**Task instructions:** Scan the records for "информационной" and copy each line that contains it.

**Task input:**
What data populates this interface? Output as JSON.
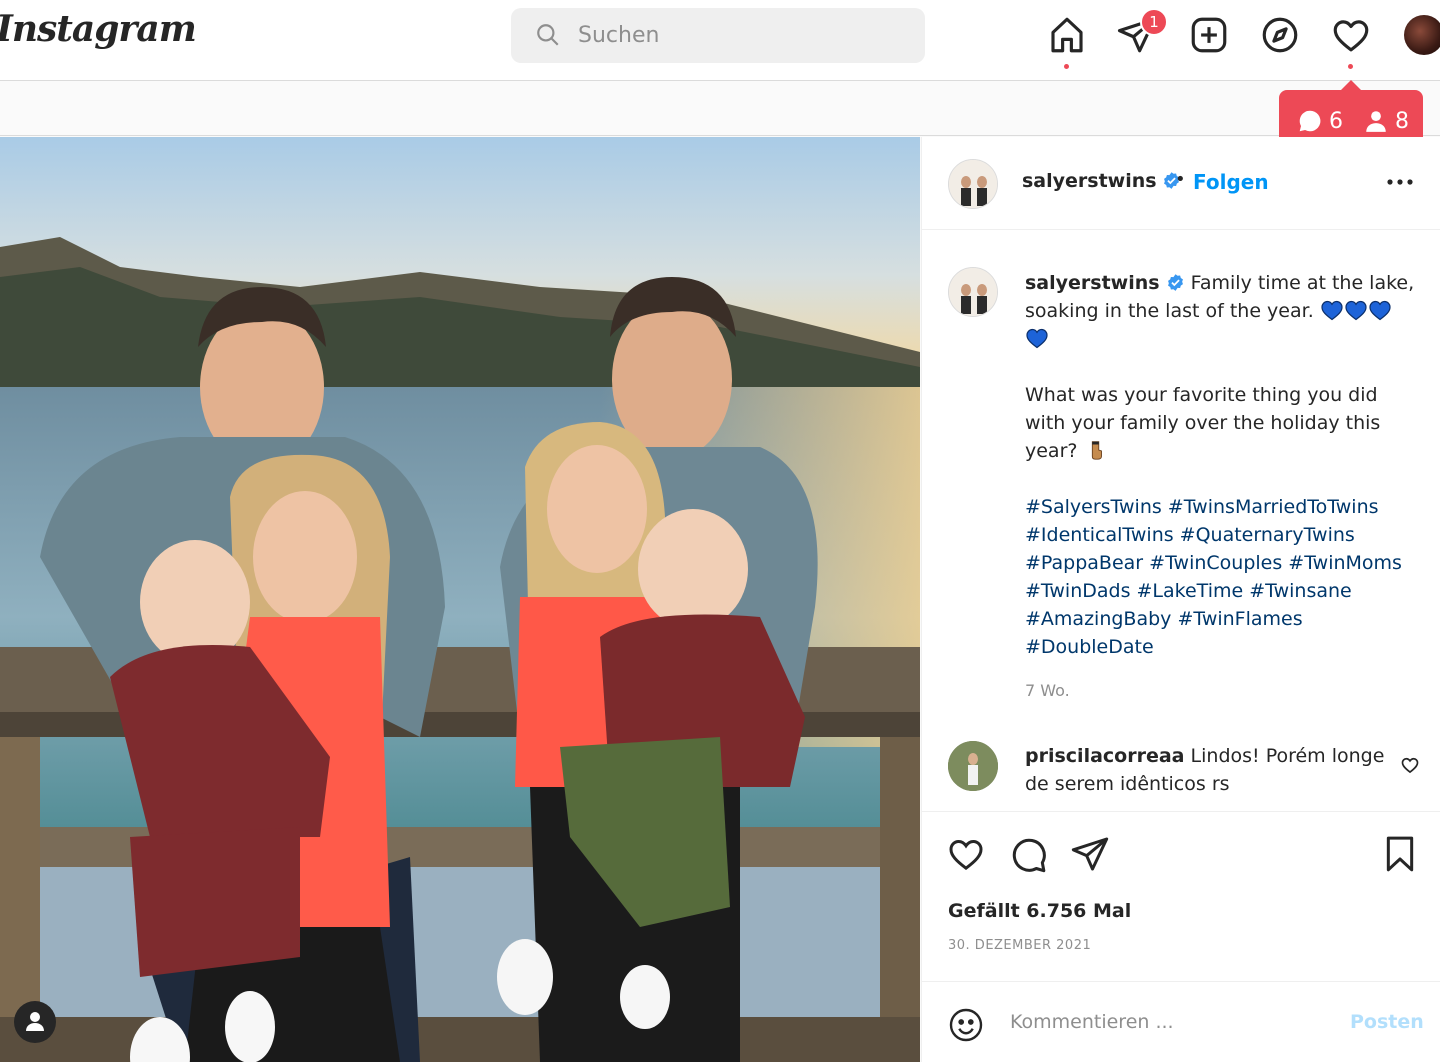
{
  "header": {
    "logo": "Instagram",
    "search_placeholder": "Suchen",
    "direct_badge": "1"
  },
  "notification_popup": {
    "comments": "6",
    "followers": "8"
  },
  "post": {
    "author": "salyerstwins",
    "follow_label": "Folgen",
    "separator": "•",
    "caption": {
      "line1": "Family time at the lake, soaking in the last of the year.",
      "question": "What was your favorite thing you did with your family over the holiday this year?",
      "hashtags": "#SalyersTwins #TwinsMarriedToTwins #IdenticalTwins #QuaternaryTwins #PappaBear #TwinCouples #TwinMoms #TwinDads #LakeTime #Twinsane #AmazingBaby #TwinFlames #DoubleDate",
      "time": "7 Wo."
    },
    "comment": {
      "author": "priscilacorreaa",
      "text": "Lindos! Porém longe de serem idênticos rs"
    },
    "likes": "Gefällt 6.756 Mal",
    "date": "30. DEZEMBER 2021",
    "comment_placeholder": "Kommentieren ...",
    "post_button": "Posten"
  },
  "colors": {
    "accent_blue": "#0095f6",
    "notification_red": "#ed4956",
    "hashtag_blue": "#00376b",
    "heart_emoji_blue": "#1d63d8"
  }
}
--
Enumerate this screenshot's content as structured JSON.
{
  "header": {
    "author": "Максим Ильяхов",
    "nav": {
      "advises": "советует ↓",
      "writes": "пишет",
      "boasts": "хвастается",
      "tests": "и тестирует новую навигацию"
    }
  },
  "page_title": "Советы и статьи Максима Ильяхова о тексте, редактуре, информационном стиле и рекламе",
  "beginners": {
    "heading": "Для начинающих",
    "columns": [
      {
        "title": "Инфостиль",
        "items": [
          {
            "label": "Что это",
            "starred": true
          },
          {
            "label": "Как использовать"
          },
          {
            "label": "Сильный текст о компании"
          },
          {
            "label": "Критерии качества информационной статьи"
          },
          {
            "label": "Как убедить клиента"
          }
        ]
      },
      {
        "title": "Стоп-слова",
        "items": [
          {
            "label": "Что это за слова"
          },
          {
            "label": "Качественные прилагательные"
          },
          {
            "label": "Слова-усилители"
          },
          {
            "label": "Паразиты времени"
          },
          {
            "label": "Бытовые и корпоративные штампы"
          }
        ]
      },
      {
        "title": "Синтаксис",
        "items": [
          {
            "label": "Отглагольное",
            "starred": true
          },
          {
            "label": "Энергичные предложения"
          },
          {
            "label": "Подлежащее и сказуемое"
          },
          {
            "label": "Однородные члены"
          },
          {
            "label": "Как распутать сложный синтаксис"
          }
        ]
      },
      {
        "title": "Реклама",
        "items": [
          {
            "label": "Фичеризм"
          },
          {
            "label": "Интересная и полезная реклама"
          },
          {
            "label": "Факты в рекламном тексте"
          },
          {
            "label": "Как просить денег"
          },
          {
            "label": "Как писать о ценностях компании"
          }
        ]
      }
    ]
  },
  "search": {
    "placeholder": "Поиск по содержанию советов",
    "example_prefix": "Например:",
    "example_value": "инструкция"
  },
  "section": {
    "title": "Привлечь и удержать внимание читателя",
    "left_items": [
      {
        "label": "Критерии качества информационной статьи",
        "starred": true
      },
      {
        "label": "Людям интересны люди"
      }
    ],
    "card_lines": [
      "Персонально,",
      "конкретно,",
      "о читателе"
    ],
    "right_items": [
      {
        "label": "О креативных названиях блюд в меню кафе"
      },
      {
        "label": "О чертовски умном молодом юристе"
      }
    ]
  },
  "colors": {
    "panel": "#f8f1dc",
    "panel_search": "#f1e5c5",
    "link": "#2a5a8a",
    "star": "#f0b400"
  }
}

**Exercise answer:**
            "label": "Критерии качества информационной статьи"
        "label": "Критерии качества информационной статьи",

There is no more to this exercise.